Freshman Year in College Looks More and More Like High School
Nearly 52 percent of community college students in the United States begin their freshman year in at least one remedial class. These courses, which help students acquire knowledge and skills they should have acquired in high school, do not count toward their degree requirements. As a result, students are taking longer than ever to obtain their degree, if they obtain one at all.
Career Training

Green Careers

Are you concerned about the environment? Do you want to help stem global warming and rainforest decimation? If so, a green career may be for you. Community colleges around the country are offering programs in sustainable energy, from solar panels to wind turbines. From biodiesel to energy storage, explore your green career options here.

Healthcare Careers

Recession-proof and rewarding, healthcare careers can be started right from community college. Here you’ll identify the hottest trends in health care degrees, earn how to become an emergency technician and read why community college is a great place to start your addiction counseling degree.

Culinary Careers

With renowned culinary programs, community colleges are a delicious place to begin your culinary arts career. From brewing beer to cake decorating, community colleges offer a wide variety of culinary degrees. Learn how to earn a college degree while drinking wine, identify 5-star culinary programs, and turn that baking hobby into a lucrative career.

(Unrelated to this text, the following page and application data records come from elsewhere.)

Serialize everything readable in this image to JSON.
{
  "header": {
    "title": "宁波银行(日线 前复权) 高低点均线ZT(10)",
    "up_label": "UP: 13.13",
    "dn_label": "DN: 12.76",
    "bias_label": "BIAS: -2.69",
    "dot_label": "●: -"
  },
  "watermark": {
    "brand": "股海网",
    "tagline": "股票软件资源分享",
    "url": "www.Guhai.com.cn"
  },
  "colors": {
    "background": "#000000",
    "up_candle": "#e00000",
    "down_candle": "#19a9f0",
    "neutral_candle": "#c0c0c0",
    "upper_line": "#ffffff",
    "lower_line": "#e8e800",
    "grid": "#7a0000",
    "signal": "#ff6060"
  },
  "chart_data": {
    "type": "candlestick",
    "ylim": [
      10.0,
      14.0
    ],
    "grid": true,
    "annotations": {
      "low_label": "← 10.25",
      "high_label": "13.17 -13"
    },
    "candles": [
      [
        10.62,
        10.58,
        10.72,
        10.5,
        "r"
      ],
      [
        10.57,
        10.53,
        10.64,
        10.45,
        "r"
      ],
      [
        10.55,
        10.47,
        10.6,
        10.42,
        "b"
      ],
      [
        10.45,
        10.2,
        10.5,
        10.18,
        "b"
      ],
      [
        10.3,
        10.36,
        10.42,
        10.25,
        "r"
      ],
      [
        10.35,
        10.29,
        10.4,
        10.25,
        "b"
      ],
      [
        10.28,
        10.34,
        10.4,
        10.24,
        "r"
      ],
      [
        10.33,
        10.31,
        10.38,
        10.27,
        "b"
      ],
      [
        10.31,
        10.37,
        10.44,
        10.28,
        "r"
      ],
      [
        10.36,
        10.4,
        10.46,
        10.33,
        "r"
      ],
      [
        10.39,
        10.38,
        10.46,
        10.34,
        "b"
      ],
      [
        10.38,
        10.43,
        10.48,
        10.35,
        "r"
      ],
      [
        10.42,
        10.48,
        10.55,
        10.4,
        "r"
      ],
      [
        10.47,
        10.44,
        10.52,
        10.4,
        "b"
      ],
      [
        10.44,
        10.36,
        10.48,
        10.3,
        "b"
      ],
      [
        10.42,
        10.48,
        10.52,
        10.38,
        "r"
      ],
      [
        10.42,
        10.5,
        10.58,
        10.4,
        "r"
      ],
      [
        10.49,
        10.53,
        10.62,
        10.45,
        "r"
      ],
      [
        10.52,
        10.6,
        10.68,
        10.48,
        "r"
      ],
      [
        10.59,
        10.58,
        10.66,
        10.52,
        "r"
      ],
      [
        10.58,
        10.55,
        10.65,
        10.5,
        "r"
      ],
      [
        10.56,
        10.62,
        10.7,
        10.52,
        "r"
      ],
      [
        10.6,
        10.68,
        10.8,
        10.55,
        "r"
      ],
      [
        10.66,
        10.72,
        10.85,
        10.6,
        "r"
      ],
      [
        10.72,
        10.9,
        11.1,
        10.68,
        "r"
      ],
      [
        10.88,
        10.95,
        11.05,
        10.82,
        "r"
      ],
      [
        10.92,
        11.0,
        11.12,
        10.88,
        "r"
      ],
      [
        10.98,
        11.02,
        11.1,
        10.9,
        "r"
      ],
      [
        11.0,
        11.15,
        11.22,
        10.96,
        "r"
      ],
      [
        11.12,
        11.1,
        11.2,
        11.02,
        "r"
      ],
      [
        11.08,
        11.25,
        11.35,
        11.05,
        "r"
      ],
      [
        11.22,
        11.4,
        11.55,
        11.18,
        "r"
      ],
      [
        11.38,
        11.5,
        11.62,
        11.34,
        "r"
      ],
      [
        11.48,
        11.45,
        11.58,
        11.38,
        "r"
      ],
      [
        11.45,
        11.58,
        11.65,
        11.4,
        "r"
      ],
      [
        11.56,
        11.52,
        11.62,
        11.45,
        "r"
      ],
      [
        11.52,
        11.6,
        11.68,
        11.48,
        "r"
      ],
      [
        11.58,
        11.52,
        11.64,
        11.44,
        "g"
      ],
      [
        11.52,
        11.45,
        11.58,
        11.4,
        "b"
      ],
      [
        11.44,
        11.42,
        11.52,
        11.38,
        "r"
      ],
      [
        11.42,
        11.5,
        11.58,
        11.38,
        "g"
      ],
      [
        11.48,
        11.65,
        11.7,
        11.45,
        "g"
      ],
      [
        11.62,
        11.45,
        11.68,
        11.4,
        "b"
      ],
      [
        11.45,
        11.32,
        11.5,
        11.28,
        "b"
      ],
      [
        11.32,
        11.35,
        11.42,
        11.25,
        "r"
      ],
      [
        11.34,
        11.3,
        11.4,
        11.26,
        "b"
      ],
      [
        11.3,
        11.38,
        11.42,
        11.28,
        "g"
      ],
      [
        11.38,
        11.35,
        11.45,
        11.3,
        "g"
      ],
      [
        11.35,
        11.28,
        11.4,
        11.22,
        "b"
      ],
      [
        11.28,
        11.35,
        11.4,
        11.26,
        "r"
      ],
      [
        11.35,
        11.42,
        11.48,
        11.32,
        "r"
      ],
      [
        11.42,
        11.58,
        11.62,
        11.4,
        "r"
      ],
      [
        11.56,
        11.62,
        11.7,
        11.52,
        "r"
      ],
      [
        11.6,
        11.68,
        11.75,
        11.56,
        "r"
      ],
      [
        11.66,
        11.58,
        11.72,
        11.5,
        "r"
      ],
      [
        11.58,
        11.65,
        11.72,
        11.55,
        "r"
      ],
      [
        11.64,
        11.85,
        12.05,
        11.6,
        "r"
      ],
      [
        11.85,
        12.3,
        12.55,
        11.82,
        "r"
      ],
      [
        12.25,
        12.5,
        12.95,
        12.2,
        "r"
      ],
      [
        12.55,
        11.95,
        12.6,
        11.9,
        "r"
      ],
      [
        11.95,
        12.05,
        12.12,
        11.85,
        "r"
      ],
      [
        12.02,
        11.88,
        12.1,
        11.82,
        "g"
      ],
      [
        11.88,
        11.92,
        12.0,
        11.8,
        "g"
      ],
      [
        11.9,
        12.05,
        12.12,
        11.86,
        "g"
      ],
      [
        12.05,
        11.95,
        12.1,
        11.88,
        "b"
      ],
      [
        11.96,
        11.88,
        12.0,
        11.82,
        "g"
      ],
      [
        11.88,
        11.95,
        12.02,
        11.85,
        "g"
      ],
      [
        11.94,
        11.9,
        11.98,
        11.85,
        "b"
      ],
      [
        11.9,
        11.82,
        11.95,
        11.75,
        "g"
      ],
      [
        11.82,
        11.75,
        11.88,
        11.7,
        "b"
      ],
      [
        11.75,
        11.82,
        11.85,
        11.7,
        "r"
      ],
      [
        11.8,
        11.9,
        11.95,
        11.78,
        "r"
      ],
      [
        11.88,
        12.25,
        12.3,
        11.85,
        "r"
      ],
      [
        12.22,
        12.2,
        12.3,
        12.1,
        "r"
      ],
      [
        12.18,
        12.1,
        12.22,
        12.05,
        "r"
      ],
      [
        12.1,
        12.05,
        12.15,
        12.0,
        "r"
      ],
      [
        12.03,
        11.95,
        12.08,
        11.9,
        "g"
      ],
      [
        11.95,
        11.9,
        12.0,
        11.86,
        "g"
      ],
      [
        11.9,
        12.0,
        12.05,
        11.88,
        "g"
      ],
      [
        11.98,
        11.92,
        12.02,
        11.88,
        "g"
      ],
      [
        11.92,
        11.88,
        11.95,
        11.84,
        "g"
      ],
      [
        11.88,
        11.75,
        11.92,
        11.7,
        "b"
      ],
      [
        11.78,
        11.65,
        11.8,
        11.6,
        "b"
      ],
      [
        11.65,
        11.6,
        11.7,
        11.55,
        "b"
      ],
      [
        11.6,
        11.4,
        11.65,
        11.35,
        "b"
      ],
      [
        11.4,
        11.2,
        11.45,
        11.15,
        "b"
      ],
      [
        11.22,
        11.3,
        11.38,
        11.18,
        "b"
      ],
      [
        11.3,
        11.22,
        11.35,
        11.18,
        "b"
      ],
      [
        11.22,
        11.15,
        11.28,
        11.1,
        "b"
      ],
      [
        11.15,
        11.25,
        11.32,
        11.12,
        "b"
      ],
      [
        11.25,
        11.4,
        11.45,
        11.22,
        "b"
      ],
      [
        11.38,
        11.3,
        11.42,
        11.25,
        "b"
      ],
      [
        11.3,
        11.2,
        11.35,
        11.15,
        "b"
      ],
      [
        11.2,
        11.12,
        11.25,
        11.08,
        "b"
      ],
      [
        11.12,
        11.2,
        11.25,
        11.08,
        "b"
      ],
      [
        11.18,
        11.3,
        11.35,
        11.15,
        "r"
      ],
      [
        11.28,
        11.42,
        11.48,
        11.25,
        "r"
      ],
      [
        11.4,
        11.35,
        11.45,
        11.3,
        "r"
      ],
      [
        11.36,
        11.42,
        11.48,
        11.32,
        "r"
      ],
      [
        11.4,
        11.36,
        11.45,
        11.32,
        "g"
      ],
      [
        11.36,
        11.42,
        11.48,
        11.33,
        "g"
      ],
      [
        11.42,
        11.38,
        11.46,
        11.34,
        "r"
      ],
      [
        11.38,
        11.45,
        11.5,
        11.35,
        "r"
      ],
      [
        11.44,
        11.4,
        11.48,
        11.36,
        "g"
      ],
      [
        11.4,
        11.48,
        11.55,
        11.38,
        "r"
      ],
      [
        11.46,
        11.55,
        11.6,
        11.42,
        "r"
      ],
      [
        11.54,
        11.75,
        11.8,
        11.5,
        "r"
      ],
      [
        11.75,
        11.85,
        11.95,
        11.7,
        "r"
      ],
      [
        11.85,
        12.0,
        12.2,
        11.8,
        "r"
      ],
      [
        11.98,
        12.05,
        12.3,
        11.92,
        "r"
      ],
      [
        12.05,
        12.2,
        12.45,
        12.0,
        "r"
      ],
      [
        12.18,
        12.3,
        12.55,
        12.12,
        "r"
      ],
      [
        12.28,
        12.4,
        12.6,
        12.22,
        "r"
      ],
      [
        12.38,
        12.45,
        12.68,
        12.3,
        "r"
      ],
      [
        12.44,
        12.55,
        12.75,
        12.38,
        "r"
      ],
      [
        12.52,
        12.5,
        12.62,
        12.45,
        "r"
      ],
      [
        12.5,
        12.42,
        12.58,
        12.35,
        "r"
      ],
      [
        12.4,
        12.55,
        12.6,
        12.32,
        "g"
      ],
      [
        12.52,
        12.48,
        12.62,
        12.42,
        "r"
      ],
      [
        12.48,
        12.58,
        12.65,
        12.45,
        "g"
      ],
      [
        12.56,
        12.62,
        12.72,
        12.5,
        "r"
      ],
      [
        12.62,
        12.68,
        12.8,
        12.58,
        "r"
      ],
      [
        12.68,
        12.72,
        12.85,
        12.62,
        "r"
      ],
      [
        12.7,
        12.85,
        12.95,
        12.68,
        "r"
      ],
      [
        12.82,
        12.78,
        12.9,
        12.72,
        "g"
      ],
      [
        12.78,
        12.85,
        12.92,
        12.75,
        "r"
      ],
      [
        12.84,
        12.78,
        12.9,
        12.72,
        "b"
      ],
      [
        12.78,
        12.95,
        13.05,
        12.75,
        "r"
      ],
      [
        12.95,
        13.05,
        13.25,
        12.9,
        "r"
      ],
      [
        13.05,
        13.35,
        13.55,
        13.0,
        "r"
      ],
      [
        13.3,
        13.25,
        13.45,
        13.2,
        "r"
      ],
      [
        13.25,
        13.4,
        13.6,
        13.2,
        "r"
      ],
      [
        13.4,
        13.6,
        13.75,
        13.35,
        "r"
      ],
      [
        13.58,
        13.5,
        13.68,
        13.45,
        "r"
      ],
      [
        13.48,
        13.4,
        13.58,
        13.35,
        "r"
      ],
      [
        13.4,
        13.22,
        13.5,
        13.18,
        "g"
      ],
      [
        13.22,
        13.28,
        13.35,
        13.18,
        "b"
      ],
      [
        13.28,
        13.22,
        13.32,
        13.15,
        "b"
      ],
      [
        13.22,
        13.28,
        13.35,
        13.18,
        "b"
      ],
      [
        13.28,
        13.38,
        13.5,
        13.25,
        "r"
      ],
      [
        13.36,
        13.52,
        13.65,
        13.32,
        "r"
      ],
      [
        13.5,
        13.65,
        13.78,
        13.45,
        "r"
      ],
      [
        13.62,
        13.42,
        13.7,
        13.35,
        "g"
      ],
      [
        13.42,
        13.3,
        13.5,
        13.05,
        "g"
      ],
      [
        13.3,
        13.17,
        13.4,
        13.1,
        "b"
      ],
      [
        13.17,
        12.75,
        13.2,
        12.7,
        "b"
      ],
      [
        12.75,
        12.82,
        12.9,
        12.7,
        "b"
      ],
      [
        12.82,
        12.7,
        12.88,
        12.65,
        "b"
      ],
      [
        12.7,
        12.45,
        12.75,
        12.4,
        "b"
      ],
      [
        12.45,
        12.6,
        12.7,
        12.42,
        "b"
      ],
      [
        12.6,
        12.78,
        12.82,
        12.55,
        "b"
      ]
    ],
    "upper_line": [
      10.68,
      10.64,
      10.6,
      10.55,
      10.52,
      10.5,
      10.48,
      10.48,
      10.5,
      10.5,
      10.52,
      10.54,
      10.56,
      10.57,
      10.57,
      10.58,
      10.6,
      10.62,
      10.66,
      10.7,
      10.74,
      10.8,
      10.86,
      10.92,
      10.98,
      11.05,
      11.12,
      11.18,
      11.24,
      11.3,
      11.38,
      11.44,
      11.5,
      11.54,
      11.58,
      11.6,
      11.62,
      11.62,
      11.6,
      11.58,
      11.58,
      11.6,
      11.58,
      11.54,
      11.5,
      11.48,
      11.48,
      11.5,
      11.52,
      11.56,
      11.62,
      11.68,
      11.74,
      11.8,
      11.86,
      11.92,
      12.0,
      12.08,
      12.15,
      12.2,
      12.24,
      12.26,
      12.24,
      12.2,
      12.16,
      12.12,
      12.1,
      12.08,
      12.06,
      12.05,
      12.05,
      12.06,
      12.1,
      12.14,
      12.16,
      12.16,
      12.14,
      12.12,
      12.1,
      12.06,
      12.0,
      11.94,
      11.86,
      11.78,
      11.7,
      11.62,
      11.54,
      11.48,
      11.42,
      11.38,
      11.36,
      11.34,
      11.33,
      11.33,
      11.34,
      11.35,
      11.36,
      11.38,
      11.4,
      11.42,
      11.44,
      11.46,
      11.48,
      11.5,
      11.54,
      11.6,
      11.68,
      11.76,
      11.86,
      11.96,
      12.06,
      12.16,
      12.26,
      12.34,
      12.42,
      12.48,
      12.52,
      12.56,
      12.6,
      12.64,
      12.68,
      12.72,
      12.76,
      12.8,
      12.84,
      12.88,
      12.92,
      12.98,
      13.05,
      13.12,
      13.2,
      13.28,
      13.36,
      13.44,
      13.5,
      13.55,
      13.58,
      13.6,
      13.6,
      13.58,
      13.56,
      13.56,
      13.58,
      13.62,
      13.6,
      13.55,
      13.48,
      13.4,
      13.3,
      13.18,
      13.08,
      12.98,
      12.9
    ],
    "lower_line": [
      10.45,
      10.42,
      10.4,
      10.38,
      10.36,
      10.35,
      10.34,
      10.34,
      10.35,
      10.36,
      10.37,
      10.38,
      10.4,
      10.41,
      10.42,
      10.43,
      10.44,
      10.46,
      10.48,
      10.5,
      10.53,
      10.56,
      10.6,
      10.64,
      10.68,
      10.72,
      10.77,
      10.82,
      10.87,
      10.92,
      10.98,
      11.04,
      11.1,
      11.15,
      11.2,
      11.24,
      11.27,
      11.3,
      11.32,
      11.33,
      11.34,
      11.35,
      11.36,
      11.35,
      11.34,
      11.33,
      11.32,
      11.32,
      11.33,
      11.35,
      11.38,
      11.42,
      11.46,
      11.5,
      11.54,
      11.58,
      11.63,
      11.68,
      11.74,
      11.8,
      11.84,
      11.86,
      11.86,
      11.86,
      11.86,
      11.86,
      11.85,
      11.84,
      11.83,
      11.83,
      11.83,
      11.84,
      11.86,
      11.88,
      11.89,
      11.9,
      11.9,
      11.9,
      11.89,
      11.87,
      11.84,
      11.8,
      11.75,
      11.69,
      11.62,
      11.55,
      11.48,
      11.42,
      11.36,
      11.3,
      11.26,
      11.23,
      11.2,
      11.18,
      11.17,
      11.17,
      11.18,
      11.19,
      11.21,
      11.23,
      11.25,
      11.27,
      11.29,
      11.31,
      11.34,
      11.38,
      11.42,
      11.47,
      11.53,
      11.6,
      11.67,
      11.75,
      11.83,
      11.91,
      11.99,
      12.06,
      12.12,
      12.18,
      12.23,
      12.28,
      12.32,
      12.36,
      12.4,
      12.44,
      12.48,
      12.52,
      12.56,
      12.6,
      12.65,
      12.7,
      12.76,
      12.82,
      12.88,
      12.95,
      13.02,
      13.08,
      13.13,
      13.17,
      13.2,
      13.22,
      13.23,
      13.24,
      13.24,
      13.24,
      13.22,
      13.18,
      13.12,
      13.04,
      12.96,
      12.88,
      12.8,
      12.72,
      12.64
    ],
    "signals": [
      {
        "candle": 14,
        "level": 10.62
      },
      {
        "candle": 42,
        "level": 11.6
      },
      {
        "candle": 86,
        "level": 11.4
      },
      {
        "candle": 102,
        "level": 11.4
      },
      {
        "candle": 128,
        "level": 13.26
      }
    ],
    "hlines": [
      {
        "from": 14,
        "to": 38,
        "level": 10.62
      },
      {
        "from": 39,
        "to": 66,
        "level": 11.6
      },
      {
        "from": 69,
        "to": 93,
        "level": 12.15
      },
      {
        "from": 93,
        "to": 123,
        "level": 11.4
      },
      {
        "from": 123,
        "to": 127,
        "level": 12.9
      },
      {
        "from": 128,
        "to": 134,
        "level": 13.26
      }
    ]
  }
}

Business Careers

Jump start a career in business right at your community college. Explore the various business degree programs available, from marketing to human resources, these articles will provide you with valuable information on business career opportunities for community college graduates. Many famous entrepreneurs started their careers at community college, add your name to the list.

Education Careers

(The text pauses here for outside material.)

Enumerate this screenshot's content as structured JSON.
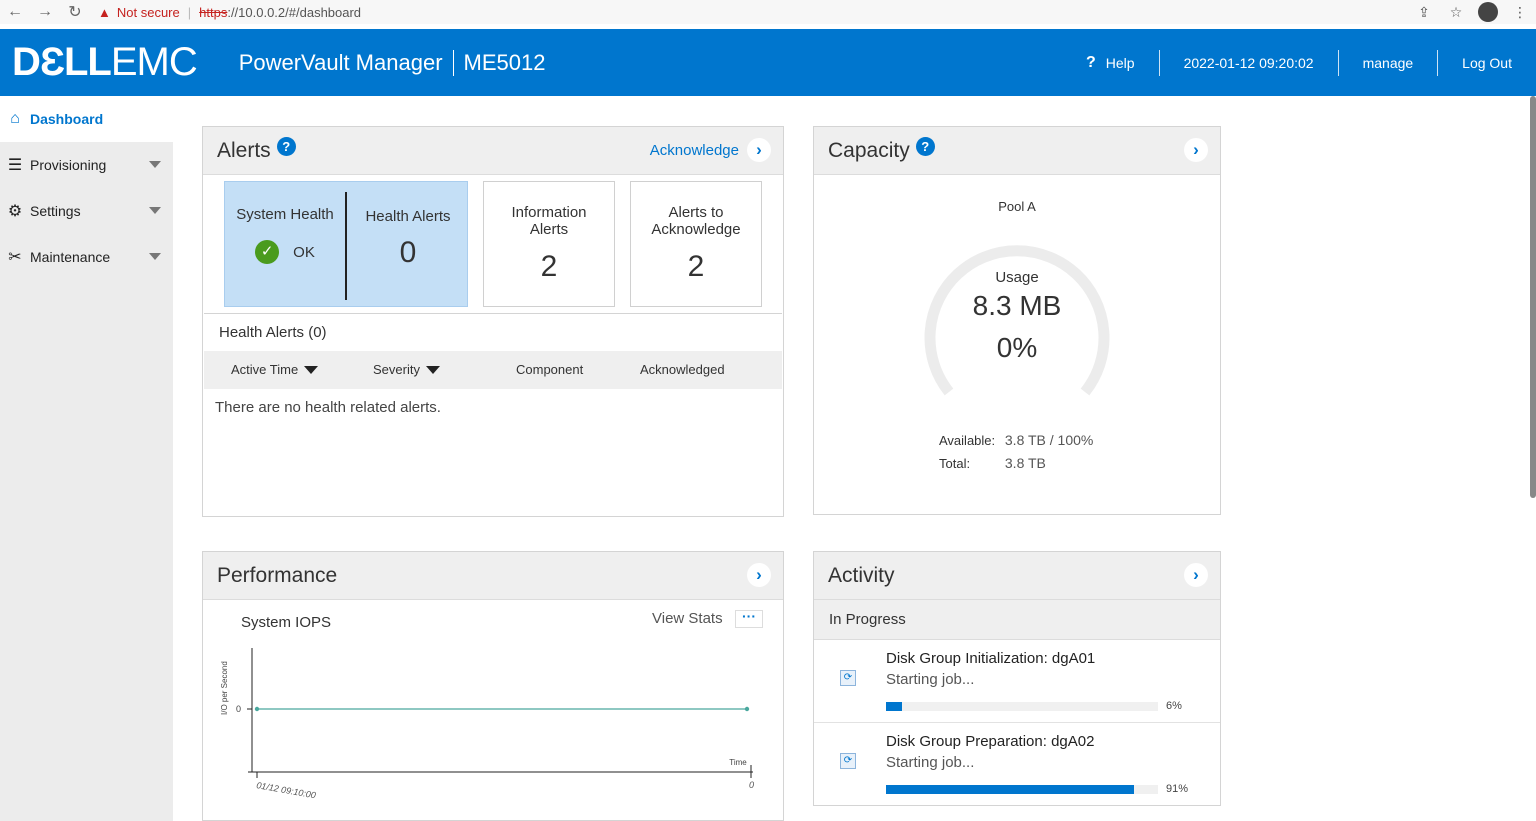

Start your teaching career quickly and affordably with community college training. Here we’ll cover early education training standards, teacher certifications and specialty certifications. If you are interested in working with young children, special needs children, or kids with disabilities, this is the place to start.

Creative Careers

Community colleges offer a myriad of degree programs for students interested in creative careers. From glass blowing to fashion design, community college degrees are opening doors into many creative industries. Learn how you can prepare for a career in radio broadcasting, cosmetology or music at community college.

Science & Technology Careers

Indeed, science and technology careers, ranging from cyber-security to nano-technology, can all start from community college training. Get your feet wet with waterbotics, crack into cyber-security or dive into marine biology at your local community college.

Public Service Careers

Begin your career in public service at community college. Receive cutting-edge firefighting training, lean more about air force programs and learn how community colleges are training our armed forces. Regardless of the badge you carry, a honorable public service career can be jump started at community college.

Manufacturing Careers

– From welding technology to automobile manufacturing community colleges are training students for lucrative manufacturing careers. Get the scoop on middle skills, labor shortages and the best degrees for manufacturing careers.

Lucrative Jobs

There are lots of lucrative careers for community college graduates. Here we’ll cover the top career choices for two-year degree holders, six-figure jobs you can land with an associate’s degree, and how community college can take your career to the next level.

Getting Started

Everything you need to know about the earnings potential of a community college degree. From fast track training to careers suited for introverts, we’ll cover a variety of career related topics. Learn more about a recession proof careers, casino dealing certification and theology programs at community college.